- [Aim of the task] Would you restate all of the entries verbatim, minus any images?

== Excerpted data ==

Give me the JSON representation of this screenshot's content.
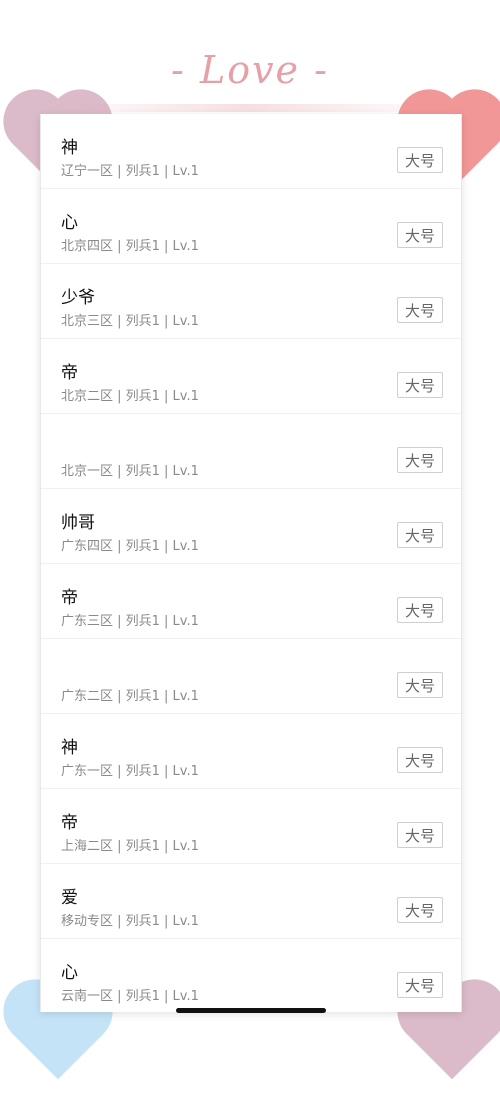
{
  "header": {
    "logo_text": "- Love -"
  },
  "list": {
    "items": [
      {
        "title": "神",
        "subtitle": "辽宁一区 | 列兵1 | Lv.1",
        "tag": "大号"
      },
      {
        "title": "心",
        "subtitle": "北京四区 | 列兵1 | Lv.1",
        "tag": "大号"
      },
      {
        "title": "少爷",
        "subtitle": "北京三区 | 列兵1 | Lv.1",
        "tag": "大号"
      },
      {
        "title": "帝",
        "subtitle": "北京二区 | 列兵1 | Lv.1",
        "tag": "大号"
      },
      {
        "title": "",
        "subtitle": "北京一区 | 列兵1 | Lv.1",
        "tag": "大号"
      },
      {
        "title": "帅哥",
        "subtitle": "广东四区 | 列兵1 | Lv.1",
        "tag": "大号"
      },
      {
        "title": "帝",
        "subtitle": "广东三区 | 列兵1 | Lv.1",
        "tag": "大号"
      },
      {
        "title": "",
        "subtitle": "广东二区 | 列兵1 | Lv.1",
        "tag": "大号"
      },
      {
        "title": "神",
        "subtitle": "广东一区 | 列兵1 | Lv.1",
        "tag": "大号"
      },
      {
        "title": "帝",
        "subtitle": "上海二区 | 列兵1 | Lv.1",
        "tag": "大号"
      },
      {
        "title": "爱",
        "subtitle": "移动专区 | 列兵1 | Lv.1",
        "tag": "大号"
      },
      {
        "title": "心",
        "subtitle": "云南一区 | 列兵1 | Lv.1",
        "tag": "大号"
      }
    ]
  },
  "colors": {
    "heart_pink": "#d8b4c4",
    "heart_red": "#f08c8c",
    "heart_blue": "#bfe0f7",
    "logo": "#e6a0a8"
  },
  "icons": {
    "decorations": [
      "heart-icon",
      "heart-icon",
      "heart-icon",
      "heart-icon"
    ]
  }
}
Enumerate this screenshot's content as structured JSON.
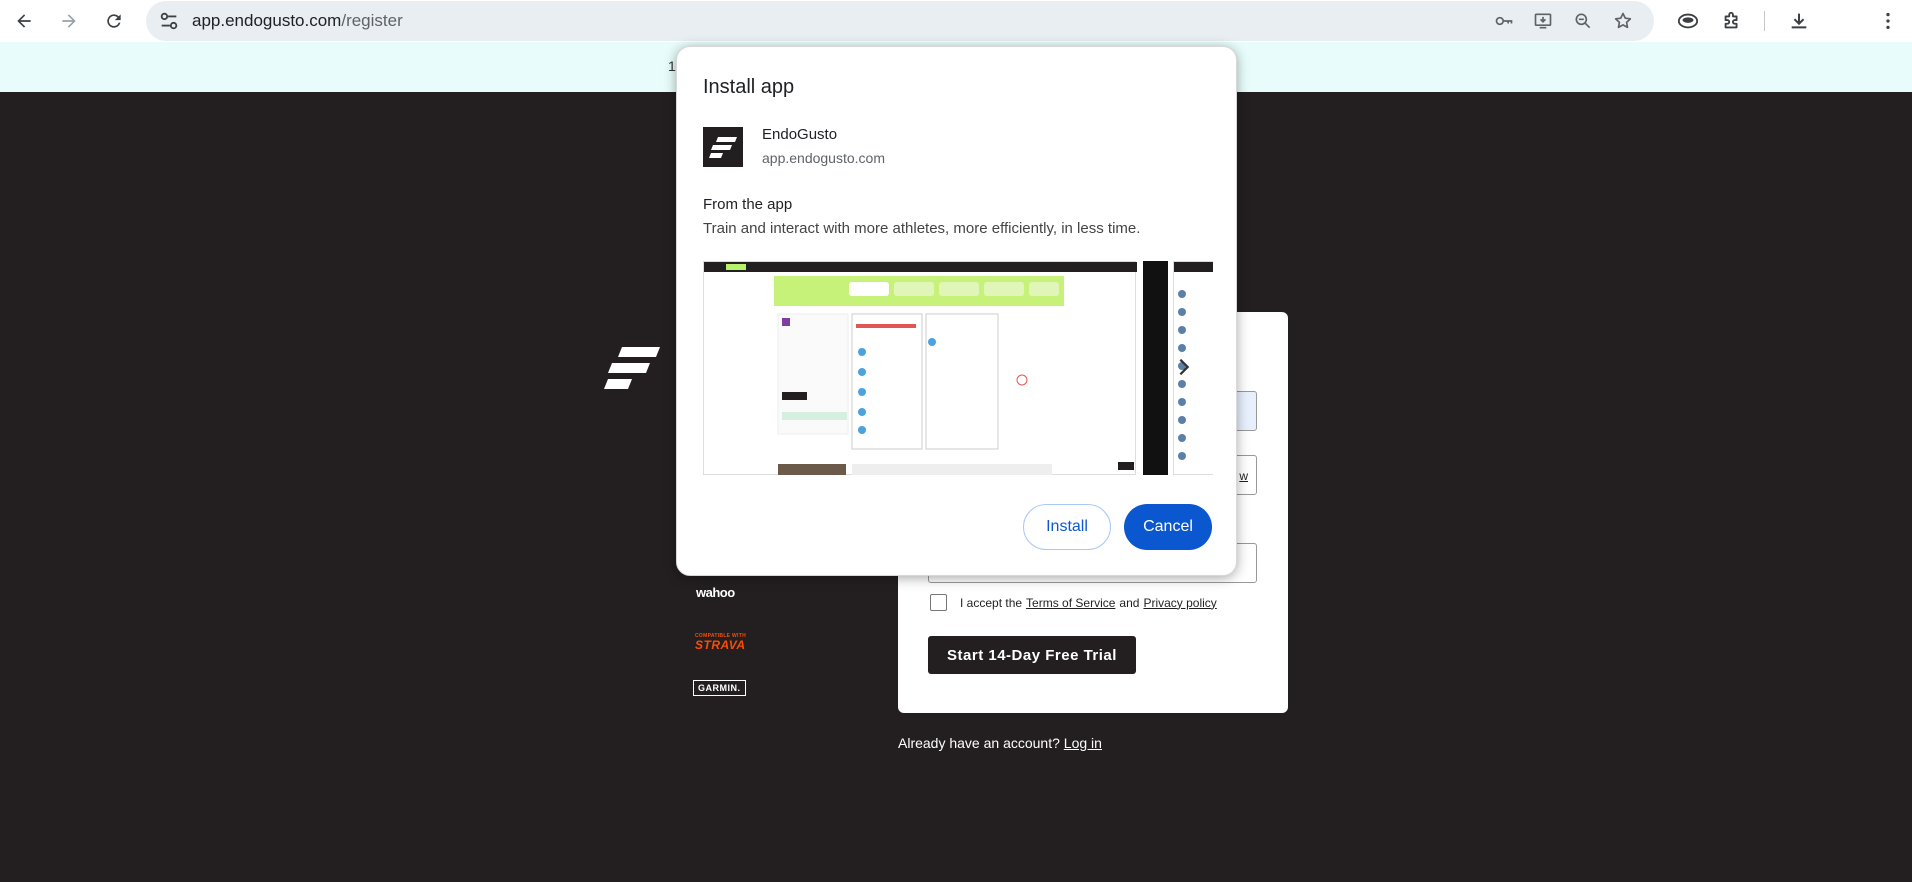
{
  "browser": {
    "url_host": "app.endogusto.com",
    "url_path": "/register",
    "icons": [
      "back-arrow-icon",
      "forward-arrow-icon",
      "reload-icon",
      "site-info-icon",
      "key-icon",
      "install-app-icon",
      "zoom-icon",
      "star-icon",
      "profile-icon",
      "extensions-icon",
      "downloads-icon",
      "menu-icon"
    ]
  },
  "banner": {
    "partial_char": "1"
  },
  "dialog": {
    "title": "Install app",
    "app_name": "EndoGusto",
    "app_domain": "app.endogusto.com",
    "from_app_label": "From the app",
    "description": "Train and interact with more athletes, more efficiently, in less time.",
    "install_label": "Install",
    "cancel_label": "Cancel"
  },
  "page": {
    "partners": {
      "wahoo": "wahoo",
      "strava_small": "COMPATIBLE WITH",
      "strava": "STRAVA",
      "garmin": "GARMIN."
    },
    "field_link_partial": "w",
    "terms_prefix": "I accept the",
    "terms_of_service": "Terms of Service",
    "terms_and": "and",
    "privacy_policy": "Privacy policy",
    "trial_button": "Start 14-Day Free Trial",
    "login_prompt": "Already have an account?",
    "login_link": "Log in"
  },
  "colors": {
    "page_bg": "#231f20",
    "banner_bg": "#e8fdfb",
    "accent_blue": "#0b57d0",
    "strava_orange": "#fc4c02"
  }
}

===

- [Solution for this exercise]
Give me the JSON representation of this screenshot's content.
{
  "header": {
    "logo_text": "- Love -"
  },
  "list": {
    "items": [
      {
        "title": "神",
        "subtitle": "辽宁一区 | 列兵1 | Lv.1",
        "tag": "大号"
      },
      {
        "title": "心",
        "subtitle": "北京四区 | 列兵1 | Lv.1",
        "tag": "大号"
      },
      {
        "title": "少爷",
        "subtitle": "北京三区 | 列兵1 | Lv.1",
        "tag": "大号"
      },
      {
        "title": "帝",
        "subtitle": "北京二区 | 列兵1 | Lv.1",
        "tag": "大号"
      },
      {
        "title": "",
        "subtitle": "北京一区 | 列兵1 | Lv.1",
        "tag": "大号"
      },
      {
        "title": "帅哥",
        "subtitle": "广东四区 | 列兵1 | Lv.1",
        "tag": "大号"
      },
      {
        "title": "帝",
        "subtitle": "广东三区 | 列兵1 | Lv.1",
        "tag": "大号"
      },
      {
        "title": "",
        "subtitle": "广东二区 | 列兵1 | Lv.1",
        "tag": "大号"
      },
      {
        "title": "神",
        "subtitle": "广东一区 | 列兵1 | Lv.1",
        "tag": "大号"
      },
      {
        "title": "帝",
        "subtitle": "上海二区 | 列兵1 | Lv.1",
        "tag": "大号"
      },
      {
        "title": "爱",
        "subtitle": "移动专区 | 列兵1 | Lv.1",
        "tag": "大号"
      },
      {
        "title": "心",
        "subtitle": "云南一区 | 列兵1 | Lv.1",
        "tag": "大号"
      }
    ]
  },
  "colors": {
    "heart_pink": "#d8b4c4",
    "heart_red": "#f08c8c",
    "heart_blue": "#bfe0f7",
    "logo": "#e6a0a8"
  },
  "icons": {
    "decorations": [
      "heart-icon",
      "heart-icon",
      "heart-icon",
      "heart-icon"
    ]
  }
}
Enumerate this screenshot's content as structured JSON.
{
  "browser": {
    "url_host": "app.endogusto.com",
    "url_path": "/register",
    "icons": [
      "back-arrow-icon",
      "forward-arrow-icon",
      "reload-icon",
      "site-info-icon",
      "key-icon",
      "install-app-icon",
      "zoom-icon",
      "star-icon",
      "profile-icon",
      "extensions-icon",
      "downloads-icon",
      "menu-icon"
    ]
  },
  "banner": {
    "partial_char": "1"
  },
  "dialog": {
    "title": "Install app",
    "app_name": "EndoGusto",
    "app_domain": "app.endogusto.com",
    "from_app_label": "From the app",
    "description": "Train and interact with more athletes, more efficiently, in less time.",
    "install_label": "Install",
    "cancel_label": "Cancel"
  },
  "page": {
    "partners": {
      "wahoo": "wahoo",
      "strava_small": "COMPATIBLE WITH",
      "strava": "STRAVA",
      "garmin": "GARMIN."
    },
    "field_link_partial": "w",
    "terms_prefix": "I accept the",
    "terms_of_service": "Terms of Service",
    "terms_and": "and",
    "privacy_policy": "Privacy policy",
    "trial_button": "Start 14-Day Free Trial",
    "login_prompt": "Already have an account?",
    "login_link": "Log in"
  },
  "colors": {
    "page_bg": "#231f20",
    "banner_bg": "#e8fdfb",
    "accent_blue": "#0b57d0",
    "strava_orange": "#fc4c02"
  }
}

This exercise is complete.